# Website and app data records
----

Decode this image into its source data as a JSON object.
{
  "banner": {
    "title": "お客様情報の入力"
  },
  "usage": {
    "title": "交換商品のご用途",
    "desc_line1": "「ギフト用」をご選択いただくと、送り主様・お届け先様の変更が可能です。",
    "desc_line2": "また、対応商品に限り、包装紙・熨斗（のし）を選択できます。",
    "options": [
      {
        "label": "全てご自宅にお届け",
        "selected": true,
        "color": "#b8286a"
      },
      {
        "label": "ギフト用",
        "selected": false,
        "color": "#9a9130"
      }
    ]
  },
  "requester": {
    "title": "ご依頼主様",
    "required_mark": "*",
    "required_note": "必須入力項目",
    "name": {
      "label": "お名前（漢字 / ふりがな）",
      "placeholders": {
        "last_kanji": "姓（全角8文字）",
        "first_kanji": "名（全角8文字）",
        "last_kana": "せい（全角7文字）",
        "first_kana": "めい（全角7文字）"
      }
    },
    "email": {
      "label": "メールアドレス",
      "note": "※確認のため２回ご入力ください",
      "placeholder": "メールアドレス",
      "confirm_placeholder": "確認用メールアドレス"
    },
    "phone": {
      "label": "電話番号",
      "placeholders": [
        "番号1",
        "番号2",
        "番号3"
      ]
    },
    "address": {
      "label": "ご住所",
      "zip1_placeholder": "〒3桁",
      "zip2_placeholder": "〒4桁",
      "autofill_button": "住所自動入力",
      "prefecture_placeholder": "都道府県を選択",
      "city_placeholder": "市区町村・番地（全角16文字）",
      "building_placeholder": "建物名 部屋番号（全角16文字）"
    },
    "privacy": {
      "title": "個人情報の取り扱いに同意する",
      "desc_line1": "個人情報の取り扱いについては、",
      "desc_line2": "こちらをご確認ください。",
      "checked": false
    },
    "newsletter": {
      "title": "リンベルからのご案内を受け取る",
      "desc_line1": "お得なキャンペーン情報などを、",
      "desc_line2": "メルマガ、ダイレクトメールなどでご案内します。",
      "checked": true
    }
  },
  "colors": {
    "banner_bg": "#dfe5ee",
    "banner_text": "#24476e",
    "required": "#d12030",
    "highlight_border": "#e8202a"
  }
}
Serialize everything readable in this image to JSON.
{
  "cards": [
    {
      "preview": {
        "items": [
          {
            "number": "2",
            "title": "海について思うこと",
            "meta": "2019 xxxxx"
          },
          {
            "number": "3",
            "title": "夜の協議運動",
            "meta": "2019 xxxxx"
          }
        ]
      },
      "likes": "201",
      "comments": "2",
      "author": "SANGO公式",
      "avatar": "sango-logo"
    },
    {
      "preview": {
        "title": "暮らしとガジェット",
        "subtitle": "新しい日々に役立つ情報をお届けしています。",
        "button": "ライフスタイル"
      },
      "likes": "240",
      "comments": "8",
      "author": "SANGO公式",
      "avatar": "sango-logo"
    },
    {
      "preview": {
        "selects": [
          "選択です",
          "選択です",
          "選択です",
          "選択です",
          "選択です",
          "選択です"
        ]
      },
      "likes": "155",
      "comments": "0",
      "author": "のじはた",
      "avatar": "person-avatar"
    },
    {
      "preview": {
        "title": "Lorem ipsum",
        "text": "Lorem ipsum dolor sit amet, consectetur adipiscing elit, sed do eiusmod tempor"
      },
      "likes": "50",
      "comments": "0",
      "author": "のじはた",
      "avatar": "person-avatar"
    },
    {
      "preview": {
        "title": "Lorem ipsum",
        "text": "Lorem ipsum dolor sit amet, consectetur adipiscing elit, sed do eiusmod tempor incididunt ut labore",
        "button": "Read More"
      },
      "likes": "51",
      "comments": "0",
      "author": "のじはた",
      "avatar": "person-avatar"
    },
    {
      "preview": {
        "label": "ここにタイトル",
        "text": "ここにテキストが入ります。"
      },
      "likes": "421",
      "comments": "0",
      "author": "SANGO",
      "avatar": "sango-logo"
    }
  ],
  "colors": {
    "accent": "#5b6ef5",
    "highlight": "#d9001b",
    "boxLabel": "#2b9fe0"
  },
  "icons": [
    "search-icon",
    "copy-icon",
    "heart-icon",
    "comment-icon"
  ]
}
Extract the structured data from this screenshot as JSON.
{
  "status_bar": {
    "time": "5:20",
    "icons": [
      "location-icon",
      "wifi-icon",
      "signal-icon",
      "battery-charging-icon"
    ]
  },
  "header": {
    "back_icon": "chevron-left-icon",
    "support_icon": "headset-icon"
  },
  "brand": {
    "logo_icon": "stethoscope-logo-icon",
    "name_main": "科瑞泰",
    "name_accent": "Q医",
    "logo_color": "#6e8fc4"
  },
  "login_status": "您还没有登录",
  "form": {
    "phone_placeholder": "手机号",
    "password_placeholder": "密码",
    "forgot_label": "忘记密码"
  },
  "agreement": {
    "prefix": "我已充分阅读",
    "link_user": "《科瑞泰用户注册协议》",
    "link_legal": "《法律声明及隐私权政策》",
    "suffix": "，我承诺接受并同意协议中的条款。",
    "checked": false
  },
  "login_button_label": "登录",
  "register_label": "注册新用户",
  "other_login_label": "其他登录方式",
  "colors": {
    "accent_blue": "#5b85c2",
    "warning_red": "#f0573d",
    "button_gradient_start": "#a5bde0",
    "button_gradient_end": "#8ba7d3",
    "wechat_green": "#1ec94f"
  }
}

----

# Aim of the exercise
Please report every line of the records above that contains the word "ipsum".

# Response box
        "title": "Lorem ipsum",
        "text": "Lorem ipsum dolor sit amet, consectetur adipiscing elit, sed do eiusmod tempor"
        "title": "Lorem ipsum",
        "text": "Lorem ipsum dolor sit amet, consectetur adipiscing elit, sed do eiusmod tempor incididunt ut labore",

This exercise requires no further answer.